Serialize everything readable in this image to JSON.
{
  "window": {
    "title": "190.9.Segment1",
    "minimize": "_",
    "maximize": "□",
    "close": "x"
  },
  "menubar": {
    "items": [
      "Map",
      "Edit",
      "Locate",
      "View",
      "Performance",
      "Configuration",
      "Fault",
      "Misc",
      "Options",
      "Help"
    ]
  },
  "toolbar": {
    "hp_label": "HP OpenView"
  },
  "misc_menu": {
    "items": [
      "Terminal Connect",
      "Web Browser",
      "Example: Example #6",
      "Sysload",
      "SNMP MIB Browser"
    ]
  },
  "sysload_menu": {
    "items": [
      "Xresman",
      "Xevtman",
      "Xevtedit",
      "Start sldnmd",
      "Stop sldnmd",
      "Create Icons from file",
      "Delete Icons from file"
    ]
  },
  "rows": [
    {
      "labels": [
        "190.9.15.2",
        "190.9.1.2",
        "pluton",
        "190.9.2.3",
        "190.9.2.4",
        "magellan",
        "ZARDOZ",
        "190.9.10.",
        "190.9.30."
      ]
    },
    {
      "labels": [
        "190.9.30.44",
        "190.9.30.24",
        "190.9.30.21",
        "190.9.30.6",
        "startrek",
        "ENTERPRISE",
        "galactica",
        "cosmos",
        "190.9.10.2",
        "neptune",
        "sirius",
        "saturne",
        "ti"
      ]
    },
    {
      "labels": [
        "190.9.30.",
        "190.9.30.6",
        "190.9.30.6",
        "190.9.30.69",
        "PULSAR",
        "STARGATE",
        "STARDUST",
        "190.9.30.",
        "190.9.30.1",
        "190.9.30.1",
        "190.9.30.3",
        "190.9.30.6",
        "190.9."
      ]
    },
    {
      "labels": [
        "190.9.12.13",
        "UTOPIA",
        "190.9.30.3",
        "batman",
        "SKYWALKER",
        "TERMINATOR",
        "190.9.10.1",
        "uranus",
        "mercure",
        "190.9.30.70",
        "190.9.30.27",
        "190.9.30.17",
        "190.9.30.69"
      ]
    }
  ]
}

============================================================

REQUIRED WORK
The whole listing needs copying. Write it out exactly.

EXPECTED ANSWER
Serialize everything readable in this image to JSON.
{
  "window": {
    "title": "190.9.Segment1",
    "minimize": "_",
    "maximize": "□",
    "close": "x"
  },
  "menubar": {
    "items": [
      "Map",
      "Edit",
      "Locate",
      "View",
      "Performance",
      "Configuration",
      "Fault",
      "Misc",
      "Options",
      "Help"
    ]
  },
  "toolbar": {
    "hp_label": "HP OpenView"
  },
  "misc_menu": {
    "items": [
      "Terminal Connect",
      "Web Browser",
      "Example: Example #6",
      "Sysload",
      "SNMP MIB Browser"
    ]
  },
  "sysload_menu": {
    "items": [
      "Xresman",
      "Xevtman",
      "Xevtedit",
      "Start sldnmd",
      "Stop sldnmd",
      "Create Icons from file",
      "Delete Icons from file"
    ]
  },
  "rows": [
    {
      "labels": [
        "190.9.15.2",
        "190.9.1.2",
        "pluton",
        "190.9.2.3",
        "190.9.2.4",
        "magellan",
        "ZARDOZ",
        "190.9.10.",
        "190.9.30."
      ]
    },
    {
      "labels": [
        "190.9.30.44",
        "190.9.30.24",
        "190.9.30.21",
        "190.9.30.6",
        "startrek",
        "ENTERPRISE",
        "galactica",
        "cosmos",
        "190.9.10.2",
        "neptune",
        "sirius",
        "saturne",
        "ti"
      ]
    },
    {
      "labels": [
        "190.9.30.",
        "190.9.30.6",
        "190.9.30.6",
        "190.9.30.69",
        "PULSAR",
        "STARGATE",
        "STARDUST",
        "190.9.30.",
        "190.9.30.1",
        "190.9.30.1",
        "190.9.30.3",
        "190.9.30.6",
        "190.9."
      ]
    },
    {
      "labels": [
        "190.9.12.13",
        "UTOPIA",
        "190.9.30.3",
        "batman",
        "SKYWALKER",
        "TERMINATOR",
        "190.9.10.1",
        "uranus",
        "mercure",
        "190.9.30.70",
        "190.9.30.27",
        "190.9.30.17",
        "190.9.30.69"
      ]
    }
  ]
}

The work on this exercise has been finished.